> TASK TO COMPLETE
Gather all lines from the material that contain the word "Import".

> ENTRIES SUPPLIED
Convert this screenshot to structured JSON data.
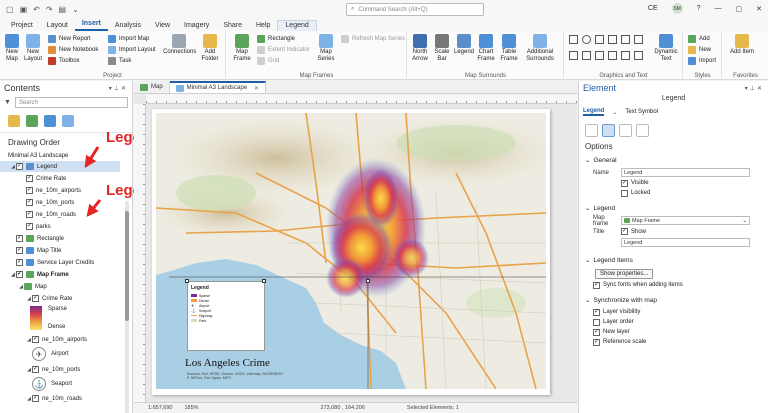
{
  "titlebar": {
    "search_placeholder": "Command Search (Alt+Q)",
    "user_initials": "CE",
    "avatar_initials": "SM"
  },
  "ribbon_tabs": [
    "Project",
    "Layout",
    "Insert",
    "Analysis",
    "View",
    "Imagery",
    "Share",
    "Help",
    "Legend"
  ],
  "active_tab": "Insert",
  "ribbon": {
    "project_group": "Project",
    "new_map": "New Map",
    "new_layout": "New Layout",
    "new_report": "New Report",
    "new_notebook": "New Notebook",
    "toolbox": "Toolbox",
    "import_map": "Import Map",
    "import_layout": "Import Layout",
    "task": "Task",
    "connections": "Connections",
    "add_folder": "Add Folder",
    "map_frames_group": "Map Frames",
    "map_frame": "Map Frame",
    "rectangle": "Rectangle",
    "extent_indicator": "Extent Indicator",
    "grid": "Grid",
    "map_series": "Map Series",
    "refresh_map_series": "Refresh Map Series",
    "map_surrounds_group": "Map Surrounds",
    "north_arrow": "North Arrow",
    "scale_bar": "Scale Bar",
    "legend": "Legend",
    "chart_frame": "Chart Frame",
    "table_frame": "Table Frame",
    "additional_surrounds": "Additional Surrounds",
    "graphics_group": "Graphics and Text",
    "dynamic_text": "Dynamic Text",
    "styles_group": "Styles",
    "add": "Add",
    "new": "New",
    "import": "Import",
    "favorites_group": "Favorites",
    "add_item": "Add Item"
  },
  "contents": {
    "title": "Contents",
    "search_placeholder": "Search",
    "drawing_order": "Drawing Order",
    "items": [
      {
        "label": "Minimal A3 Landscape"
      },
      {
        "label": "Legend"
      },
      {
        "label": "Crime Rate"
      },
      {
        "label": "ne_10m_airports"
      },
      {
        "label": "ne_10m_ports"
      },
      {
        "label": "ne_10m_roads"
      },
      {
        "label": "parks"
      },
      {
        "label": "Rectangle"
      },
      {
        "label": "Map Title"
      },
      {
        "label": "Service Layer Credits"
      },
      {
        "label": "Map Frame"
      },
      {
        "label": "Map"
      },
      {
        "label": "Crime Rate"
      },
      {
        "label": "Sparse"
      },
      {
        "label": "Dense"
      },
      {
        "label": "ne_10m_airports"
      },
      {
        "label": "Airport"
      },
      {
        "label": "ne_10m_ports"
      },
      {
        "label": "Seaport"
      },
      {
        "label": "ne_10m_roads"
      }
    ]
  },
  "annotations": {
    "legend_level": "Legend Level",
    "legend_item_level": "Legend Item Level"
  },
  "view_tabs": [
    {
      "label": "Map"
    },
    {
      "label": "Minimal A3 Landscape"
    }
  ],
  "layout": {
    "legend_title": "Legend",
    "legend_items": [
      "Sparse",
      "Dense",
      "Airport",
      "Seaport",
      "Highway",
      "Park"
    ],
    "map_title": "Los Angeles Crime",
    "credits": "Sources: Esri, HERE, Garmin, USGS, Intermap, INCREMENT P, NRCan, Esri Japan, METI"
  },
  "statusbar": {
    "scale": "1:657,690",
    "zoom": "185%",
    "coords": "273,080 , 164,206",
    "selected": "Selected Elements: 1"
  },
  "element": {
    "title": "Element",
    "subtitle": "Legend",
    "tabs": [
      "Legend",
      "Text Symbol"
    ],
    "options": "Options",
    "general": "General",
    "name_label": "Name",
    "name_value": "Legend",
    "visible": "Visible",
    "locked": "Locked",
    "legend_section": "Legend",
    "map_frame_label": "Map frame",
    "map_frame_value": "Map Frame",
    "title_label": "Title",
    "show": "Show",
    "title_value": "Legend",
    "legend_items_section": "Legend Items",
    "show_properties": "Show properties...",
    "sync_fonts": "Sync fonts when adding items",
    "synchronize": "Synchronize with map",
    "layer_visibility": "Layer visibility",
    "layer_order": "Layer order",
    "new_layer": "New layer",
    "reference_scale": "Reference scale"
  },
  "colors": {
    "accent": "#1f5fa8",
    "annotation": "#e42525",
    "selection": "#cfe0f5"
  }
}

> SOLUTION BELOW
    "import_map": "Import Map",
    "import_layout": "Import Layout",
    "import": "Import",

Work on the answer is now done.